The Home Ministry has ordered the suspension of the four policemen implicated in the death in custody of N. Dharmendran, as a high-powered investigating committee lead by the inspector-general of police himself continues to probe the matter.
Home Minister Datuk Seri Ahmad Zahid Hamidi assured that they would not let off any individual responsible for deaths in custody, especially if investigations are done using methods outside of the force's approved standard operating procedures (SOP).
“Yes, that is being done,” he said in confirming that the four officers would be suspended from active duty.
Earlier last week, the police revealed that the four policemen implicated in Dharmendran's death have been reassigned to desk duties pending the completion of the probe into the case.
The move however, sparked public outrage, with various groups demanding for their immediate suspension.
Among them, MIC strategic director S Vell Paari and several Indian-based NGOs have threatened to hold a street rally in protest over the deaths in custody of Dharmendran and two others in the past two weeks.
Zahid, who had earlier received a high-level delegation from the International Committee of the Red Cross (ICRC), assured that the ministry is not taking the issue likely as proven by the decision to put IGP Tan Sri Khalid Abu Bakar in charge of the probe and the review of the SOP for police investigations.

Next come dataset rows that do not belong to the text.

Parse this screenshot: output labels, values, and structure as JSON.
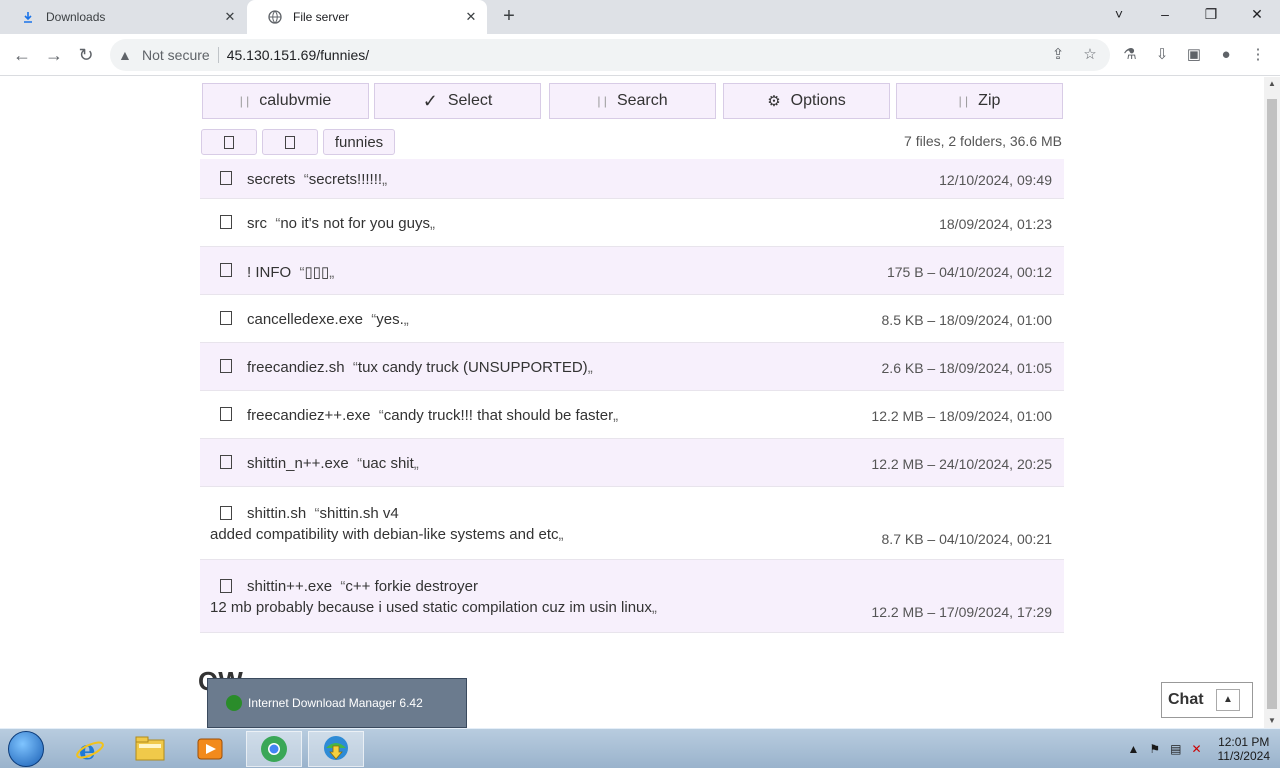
{
  "browser": {
    "tabs": [
      {
        "label": "Downloads",
        "icon": "download-icon"
      },
      {
        "label": "File server",
        "icon": "globe-icon"
      }
    ],
    "new_tab": "+",
    "window_controls": [
      "˅",
      "–",
      "❐",
      "✕"
    ],
    "security_label": "Not secure",
    "url": "45.130.151.69/funnies/"
  },
  "page": {
    "top_buttons": [
      {
        "label": "calubvmie",
        "glyph": "| |"
      },
      {
        "label": "Select",
        "glyph": "✓"
      },
      {
        "label": "Search",
        "glyph": "| |"
      },
      {
        "label": "Options",
        "glyph": "⚙"
      },
      {
        "label": "Zip",
        "glyph": "| |"
      }
    ],
    "breadcrumbs": [
      "",
      "",
      "funnies"
    ],
    "summary": "7 files, 2 folders, 36.6 MB",
    "files": [
      {
        "name": "secrets",
        "desc": "secrets!!!!!!",
        "desc2": "",
        "meta": "12/10/2024, 09:49"
      },
      {
        "name": "src",
        "desc": "no it's not for you guys",
        "desc2": "",
        "meta": "18/09/2024, 01:23"
      },
      {
        "name": "! INFO",
        "desc": "▯▯▯",
        "desc2": "",
        "meta": "175 B – 04/10/2024, 00:12"
      },
      {
        "name": "cancelledexe.exe",
        "desc": "yes.",
        "desc2": "",
        "meta": "8.5 KB – 18/09/2024, 01:00"
      },
      {
        "name": "freecandiez.sh",
        "desc": "tux candy truck (UNSUPPORTED)",
        "desc2": "",
        "meta": "2.6 KB – 18/09/2024, 01:05"
      },
      {
        "name": "freecandiez++.exe",
        "desc": "candy truck!!! that should be faster",
        "desc2": "",
        "meta": "12.2 MB – 18/09/2024, 01:00"
      },
      {
        "name": "shittin_n++.exe",
        "desc": "uac shit",
        "desc2": "",
        "meta": "12.2 MB – 24/10/2024, 20:25"
      },
      {
        "name": "shittin.sh",
        "desc": "shittin.sh v4",
        "desc2": "added compatibility with debian-like systems and etc",
        "meta": "8.7 KB – 04/10/2024, 00:21"
      },
      {
        "name": "shittin++.exe",
        "desc": "c++ forkie destroyer",
        "desc2": "12 mb probably because i used static compilation cuz im usin linux",
        "meta": "12.2 MB – 17/09/2024, 17:29"
      }
    ],
    "open_quote": "“",
    "close_quote": "„",
    "partial_heading": "OW",
    "chat_label": "Chat",
    "chat_up": "▲"
  },
  "idm_popup": {
    "label": "Internet Download Manager 6.42"
  },
  "taskbar": {
    "items": [
      "internet-explorer",
      "file-explorer",
      "media-player",
      "chrome",
      "idm"
    ],
    "clock_time": "12:01 PM",
    "clock_date": "11/3/2024"
  }
}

“I assure the public, be it those who are with the Government or otherwise, that as long as we are entrusted (with the task), we will not compromise on the issue of deaths in custody.
“What we are doing is within the standards that have been set internationally and within the country. To me, there is no need for street protests, because I and my deputy take a very deep interest in this.
“This is not just because we are in charge of the ministry, but also on humanitarian grounds... be assured that what the IGP is doing is good and we will do what is in the public's interest,” he said.
Earlier, ICRC head of operations for East Asia, Southeast Asia and the Pacific, Alain Aeschlimann, said they were happy that the Malaysian Government had pledged to continue to allow their organisation access to all prisons and immigration detention centres in efforts to improve conditions for inmates.
While he could not reveal details regarding their findings, observations and recommendations due to a confidentiality agreement with the Government, Aeschlimann noted that they had been cooperating well.
“When visiting prisons and other places, we will report to the authorities and make recommendations if it is relevant... I think there is really a will from the authorities to comply with international standards,” he said.